The Iran-Contra Affair: Unveiling the USA/Nicaragua Secret Arms Deal (1985-1987)

  • Author: Admin
  • June 19, 2024
The Iran-Contra Affair: Unveiling the USA/Nicaragua Secret Arms Deal (1985-1987)
The Iran-Contra Affair: Unveiling the USA/Nicaragua Secret Arms Deal (1985-1987)

The Iran-Contra Affair remains one of the most controversial and complex political scandals in American history. Occurring during the Reagan administration from 1985 to 1987, it involved a secret arms deal between the United States and Iran, with proceeds illegally funneled to support Contra rebels in Nicaragua. The affair intertwined geopolitical maneuvers, covert operations, and significant breaches of U.S. law, leading to widespread outrage and numerous investigations.

The origins of the Iran-Contra Affair can be traced to two primary concerns of the Reagan administration: the desire to free American hostages held by Hezbollah in Lebanon and the commitment to support anti-communist forces in Central America. The administration's public stance against negotiating with terrorists starkly contrasted with its behind-the-scenes actions, where key officials sought to exchange arms for hostages with Iran, which was then embroiled in a prolonged war with Iraq.

In 1985, the National Security Council, led by National Security Advisor Robert McFarlane, initiated a clandestine operation to sell arms to Iran. Despite an arms embargo against Iran, the administration hoped this gesture would facilitate the release of American hostages. Lieutenant Colonel Oliver North, a member of the National Security Council, became a central figure in these operations. North proposed that profits from the arms sales be diverted to fund the Contras, a rebel group in Nicaragua fighting against the Sandinista government, which was aligned with the Soviet Union.

The plan's covert nature was essential as Congress had passed the Boland Amendment, which restricted U.S. aid to the Contras. By diverting funds from the Iran arms sales, the administration bypassed these legal constraints. Between 1985 and 1986, several arms shipments were made to Iran, and some hostages were released. However, the operation's secrecy and the mix of diplomatic, military, and political objectives created a convoluted and risky venture.

The affair began to unravel in November 1986 when a Lebanese magazine exposed the arms deal. This revelation led to a series of investigations, both within the U.S. government and by the press. The Tower Commission, appointed by President Reagan, investigated the affair and found significant failures in both oversight and decision-making processes. It criticized the National Security Council's operations and highlighted a lack of accountability and transparency.

Simultaneously, a congressional inquiry led by Senators Daniel Inouye and Warren Rudman further examined the scandal. The televised hearings captivated the nation, revealing the extent of the administration's involvement in illegal activities. Oliver North's dramatic testimony, where he defended his actions as patriotic, became a focal point of the hearings. North admitted to destroying documents to cover up the affair and detailed how he had facilitated the arms-for-hostages deal and the diversion of funds to the Contras.
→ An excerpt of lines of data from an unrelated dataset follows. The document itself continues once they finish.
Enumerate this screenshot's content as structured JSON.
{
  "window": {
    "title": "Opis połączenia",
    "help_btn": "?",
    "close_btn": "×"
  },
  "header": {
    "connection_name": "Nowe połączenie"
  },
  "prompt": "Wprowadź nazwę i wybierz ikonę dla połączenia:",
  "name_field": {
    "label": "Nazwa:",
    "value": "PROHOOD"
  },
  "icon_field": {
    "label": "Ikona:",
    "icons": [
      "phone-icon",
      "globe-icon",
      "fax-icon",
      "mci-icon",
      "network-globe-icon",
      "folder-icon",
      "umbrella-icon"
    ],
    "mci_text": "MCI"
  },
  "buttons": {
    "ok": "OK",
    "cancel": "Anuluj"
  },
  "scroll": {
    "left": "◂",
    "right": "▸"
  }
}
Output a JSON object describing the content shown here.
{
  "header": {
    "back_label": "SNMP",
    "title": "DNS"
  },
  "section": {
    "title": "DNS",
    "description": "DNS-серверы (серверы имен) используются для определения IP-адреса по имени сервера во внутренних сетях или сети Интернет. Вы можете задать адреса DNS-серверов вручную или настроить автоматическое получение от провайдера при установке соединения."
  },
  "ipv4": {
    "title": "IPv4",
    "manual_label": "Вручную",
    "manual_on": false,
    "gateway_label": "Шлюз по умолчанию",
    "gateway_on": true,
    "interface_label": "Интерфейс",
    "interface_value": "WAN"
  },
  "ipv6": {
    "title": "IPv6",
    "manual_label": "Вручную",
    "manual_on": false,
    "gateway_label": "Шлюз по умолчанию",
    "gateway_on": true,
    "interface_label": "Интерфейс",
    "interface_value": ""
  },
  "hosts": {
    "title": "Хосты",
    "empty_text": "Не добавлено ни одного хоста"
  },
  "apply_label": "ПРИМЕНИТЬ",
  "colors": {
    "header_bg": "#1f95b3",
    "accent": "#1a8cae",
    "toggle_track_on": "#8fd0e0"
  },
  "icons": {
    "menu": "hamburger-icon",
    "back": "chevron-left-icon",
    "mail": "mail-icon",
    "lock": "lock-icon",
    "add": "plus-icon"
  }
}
The legal consequences for those involved were significant. Several officials, including North, National Security Advisor John Poindexter, and Secretary of Defense Caspar Weinberger, faced charges. North was initially convicted on multiple counts, including obstructing Congress and destroying documents, but his convictions were later overturned on appeal due to immunized testimony affecting his trial. Poindexter was convicted of multiple felonies but also had his convictions overturned. Weinberger was indicted for perjury and lying to Congress but was later pardoned by President George H.W. Bush.

The Iran-Contra Affair had far-reaching implications for U.S. foreign policy and government oversight. It exposed the dangers of secret operations and the potential for abuse of power within the executive branch. The scandal led to calls for increased transparency and stricter controls over covert activities. It also damaged the Reagan administration's credibility, raising questions about the President's knowledge and involvement.

Public reaction to the Iran-Contra Affair was mixed. While some viewed the actions as necessary to combat communism and secure the release of hostages, others saw them as a gross violation of democratic principles and the rule of law. The affair highlighted the ethical and legal dilemmas faced by governments in balancing national security interests with adherence to legal and moral standards.

In retrospect, the Iran-Contra Affair serves as a cautionary tale about the complexities and perils of covert operations. It underscores the importance of checks and balances in government, the need for accountability, and the risks inherent in circumventing established legal frameworks. The scandal remains a significant chapter in American history, illustrating how secretive actions can undermine public trust and lead to unintended consequences.

The legacy of the Iran-Contra Affair continues to influence U.S. foreign policy and intelligence operations. It prompted reforms aimed at preventing similar abuses of power and reinforced the principle that even national security objectives must be pursued within the bounds of the law. As such, the affair remains a poignant reminder of the need for vigilance in preserving democratic values and ensuring government transparency.